[[ TASK INPUTS open ]]
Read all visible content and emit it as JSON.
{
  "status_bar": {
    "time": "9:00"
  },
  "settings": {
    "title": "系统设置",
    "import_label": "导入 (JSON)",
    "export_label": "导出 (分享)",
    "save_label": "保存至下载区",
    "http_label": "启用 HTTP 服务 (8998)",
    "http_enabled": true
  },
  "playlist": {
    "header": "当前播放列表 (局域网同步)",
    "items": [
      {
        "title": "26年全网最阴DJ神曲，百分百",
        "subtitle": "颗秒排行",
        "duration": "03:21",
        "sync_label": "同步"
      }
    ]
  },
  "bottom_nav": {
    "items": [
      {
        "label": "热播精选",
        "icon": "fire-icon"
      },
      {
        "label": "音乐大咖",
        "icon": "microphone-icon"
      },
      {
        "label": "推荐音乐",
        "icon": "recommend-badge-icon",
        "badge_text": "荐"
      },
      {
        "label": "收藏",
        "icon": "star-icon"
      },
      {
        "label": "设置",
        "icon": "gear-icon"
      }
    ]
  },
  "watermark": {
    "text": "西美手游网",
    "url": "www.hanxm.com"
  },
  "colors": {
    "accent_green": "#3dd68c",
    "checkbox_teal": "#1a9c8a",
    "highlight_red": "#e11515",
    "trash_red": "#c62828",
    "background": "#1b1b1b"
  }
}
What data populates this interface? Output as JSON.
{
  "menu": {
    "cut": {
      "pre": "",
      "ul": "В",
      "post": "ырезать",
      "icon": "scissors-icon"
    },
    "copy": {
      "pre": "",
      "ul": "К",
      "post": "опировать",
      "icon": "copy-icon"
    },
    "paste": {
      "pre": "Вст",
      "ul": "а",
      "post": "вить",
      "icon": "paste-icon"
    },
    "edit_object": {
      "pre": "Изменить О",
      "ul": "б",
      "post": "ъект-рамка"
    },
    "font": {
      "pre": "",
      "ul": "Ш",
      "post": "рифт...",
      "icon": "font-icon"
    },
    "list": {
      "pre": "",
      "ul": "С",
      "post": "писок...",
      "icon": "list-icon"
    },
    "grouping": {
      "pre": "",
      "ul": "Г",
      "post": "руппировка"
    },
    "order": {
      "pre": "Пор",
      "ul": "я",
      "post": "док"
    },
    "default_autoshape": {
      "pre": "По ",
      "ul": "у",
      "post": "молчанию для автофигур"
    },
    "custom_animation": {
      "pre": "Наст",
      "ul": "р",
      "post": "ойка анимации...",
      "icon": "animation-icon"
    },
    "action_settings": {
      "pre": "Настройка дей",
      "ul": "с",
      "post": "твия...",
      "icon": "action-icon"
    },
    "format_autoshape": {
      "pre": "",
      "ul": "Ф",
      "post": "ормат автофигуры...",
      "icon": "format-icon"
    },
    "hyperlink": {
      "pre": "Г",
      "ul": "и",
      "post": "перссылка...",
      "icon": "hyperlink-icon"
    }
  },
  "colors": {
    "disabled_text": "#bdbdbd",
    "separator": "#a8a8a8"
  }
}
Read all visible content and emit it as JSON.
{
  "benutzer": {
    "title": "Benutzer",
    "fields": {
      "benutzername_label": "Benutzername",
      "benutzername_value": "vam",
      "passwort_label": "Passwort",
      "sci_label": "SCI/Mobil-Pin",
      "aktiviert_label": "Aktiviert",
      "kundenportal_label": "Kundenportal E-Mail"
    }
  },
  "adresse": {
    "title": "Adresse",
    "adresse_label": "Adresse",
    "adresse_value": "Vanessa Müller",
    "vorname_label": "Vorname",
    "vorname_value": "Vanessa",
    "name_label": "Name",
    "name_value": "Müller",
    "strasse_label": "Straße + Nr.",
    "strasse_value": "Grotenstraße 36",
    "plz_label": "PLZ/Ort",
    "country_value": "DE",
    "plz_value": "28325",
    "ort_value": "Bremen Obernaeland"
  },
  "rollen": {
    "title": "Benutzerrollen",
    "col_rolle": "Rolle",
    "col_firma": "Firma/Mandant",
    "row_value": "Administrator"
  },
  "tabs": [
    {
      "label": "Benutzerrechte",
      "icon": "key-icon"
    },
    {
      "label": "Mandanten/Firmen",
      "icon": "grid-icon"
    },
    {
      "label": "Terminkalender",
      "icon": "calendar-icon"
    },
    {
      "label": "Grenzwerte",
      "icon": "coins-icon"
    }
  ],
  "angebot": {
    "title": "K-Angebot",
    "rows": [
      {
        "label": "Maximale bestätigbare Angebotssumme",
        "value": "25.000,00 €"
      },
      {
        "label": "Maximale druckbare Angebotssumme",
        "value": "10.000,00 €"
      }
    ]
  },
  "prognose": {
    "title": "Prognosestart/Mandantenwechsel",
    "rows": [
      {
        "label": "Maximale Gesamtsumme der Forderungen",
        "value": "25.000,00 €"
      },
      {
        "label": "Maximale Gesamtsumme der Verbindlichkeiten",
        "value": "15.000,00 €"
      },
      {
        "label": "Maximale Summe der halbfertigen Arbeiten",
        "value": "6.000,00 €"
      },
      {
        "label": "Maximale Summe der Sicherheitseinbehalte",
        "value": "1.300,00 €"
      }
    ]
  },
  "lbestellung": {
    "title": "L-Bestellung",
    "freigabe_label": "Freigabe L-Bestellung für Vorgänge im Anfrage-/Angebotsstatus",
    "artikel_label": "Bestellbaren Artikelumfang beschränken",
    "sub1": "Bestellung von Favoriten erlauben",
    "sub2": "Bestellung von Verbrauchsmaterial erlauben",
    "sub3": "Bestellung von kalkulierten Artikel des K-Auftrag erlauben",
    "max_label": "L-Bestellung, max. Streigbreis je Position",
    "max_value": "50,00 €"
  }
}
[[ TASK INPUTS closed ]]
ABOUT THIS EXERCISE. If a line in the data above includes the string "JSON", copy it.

YOUR SOLUTION.
Read all visible content and emit it as JSON.
    "import_label": "导入 (JSON)",
What data populates this interface? Output as JSON.
Read all visible content and emit it as JSON.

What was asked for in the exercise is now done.